Their poem will be entitled & &.

Jurgita Zujute (having been the president of the dissolved EUOIA) calls them together and Trine Krugeland (being a conceptual writer) coordinates the effort.

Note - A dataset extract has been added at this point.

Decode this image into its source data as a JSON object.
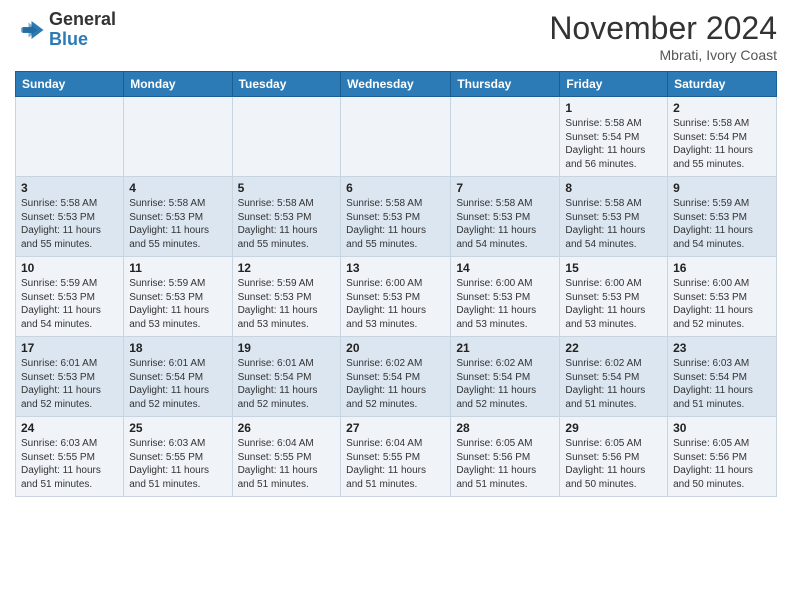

The other two participate with them. (Poppmeier is the fictional poet with the most worked-out ‘life’ (see here ), and was – and could still be – the sole focus of the third part of the trilogy, if this option doesn’t bear fruit, or is significantly altered.)

Their method (not mine, of course) is to take the first ‘book’ of &; (I have written, but not published, this poem) and to continue a new poem from it, in collaboration, one line each in turn (four poets and a three-line stanza makes for a particular kind of pattern, of course): here’s an example from Book 5, about the ampersand spotted in Cork that set her poem (and mine) off:

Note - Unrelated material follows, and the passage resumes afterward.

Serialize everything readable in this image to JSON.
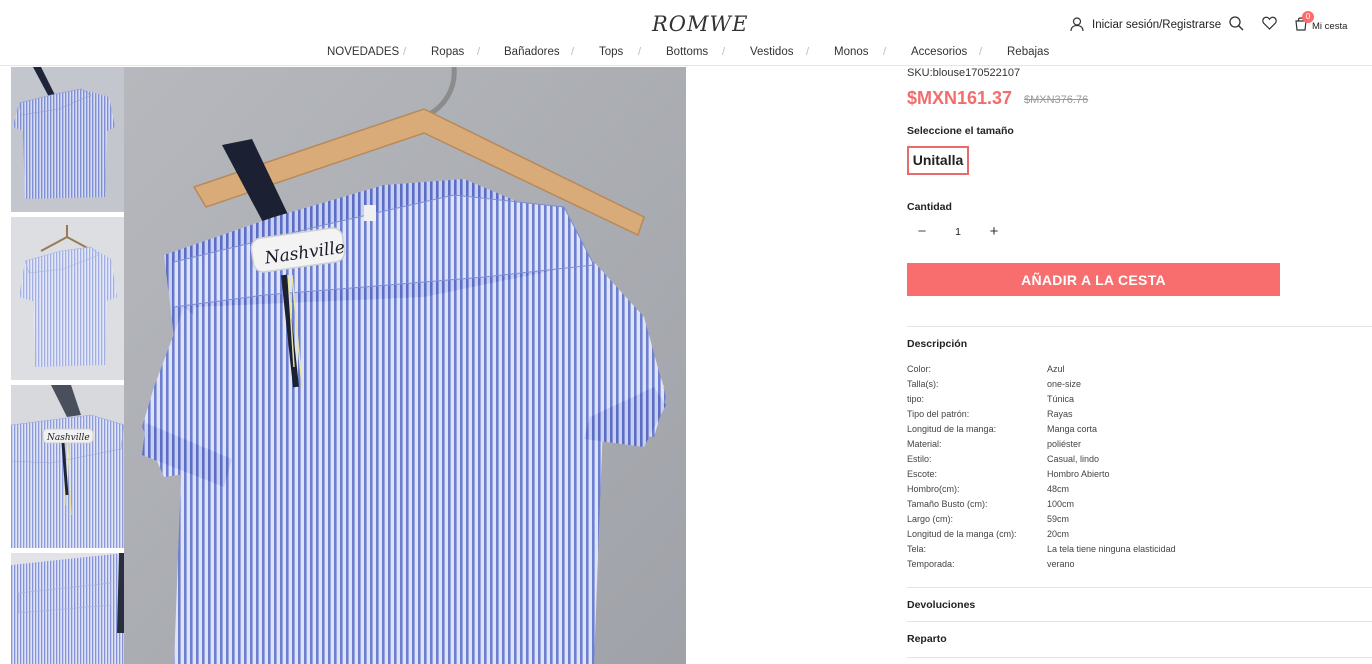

& an ampersand ghosted on the wall over from the coffee shop
is a hollow in a headlock with nothing to say to us
& there’s too much for the mind to do each second

Using these lines as an epigraph, a guide, the idea (Krugeland’s, obviously) is that the piece should be infinite: that they continue for as long as they can, replacing anyone who leaves their group (currently thought to be provisionally called EUGE (European Union of Generative Experimenters)) with another, and so on, forever, &, &.

The first 4 poets are women but they are not fixed in that as a permanent arrangement (but they are openly receptive to trans women, the influence of Poppmeier, no doubt); the only proviso is that four poets at any one time continue the work forever (and that the Estonian EUOIA wrecker Hermes be refused admission). Borrowing from OULIPO, they declare that the poem may only ever be deemed ‘complete’ rather than simply ‘suspended’ (they envisage such lacunae caused by the inevitable wars in Europe they see Brexit and Russian aggression prefiguring), by the simultaneous suicide of the four serving poets, by hanging, to reflect Cianglini’s death, and these lines in ‘Book One’ about not being able to fashion an ampersand:

& it looped around itself again

& again
                        as though it might accidentally hang itself (or me)

That, of course, would be part of an extensive (though by no means lengthy) plan for a publication (translated by the fictional ‘Robert Sheppard’, of course) that would also be extensive (though by no means lengthy), possibly only pamphlet length. Like Oulipo again, and like some of the work in the first two books, the fragment will stand for the whole, but in this case it will be potentially existing in the future, whereas fragmentation was used previously to suggest an unobtainable currently-existing plenitude (designed to reflect the real situation of reading a voluminous foreign-language oeuvre in limited excerpted translation). It would launch my creatures into futurity.

They might assemble their text online, like Eric Chevillard’s daily L’Autofictif , (see my blog roll, right) which I learnt about at the Edge Hill conference at which I also learnt about collaboration theory (which I need to re-read, pretty obviously).

But I'm also looking at more Elizabethan sonnet sequences to 'overdub', so I need to prioritise. That's another 'European project: see here. And, you never know, I might never get round to the above...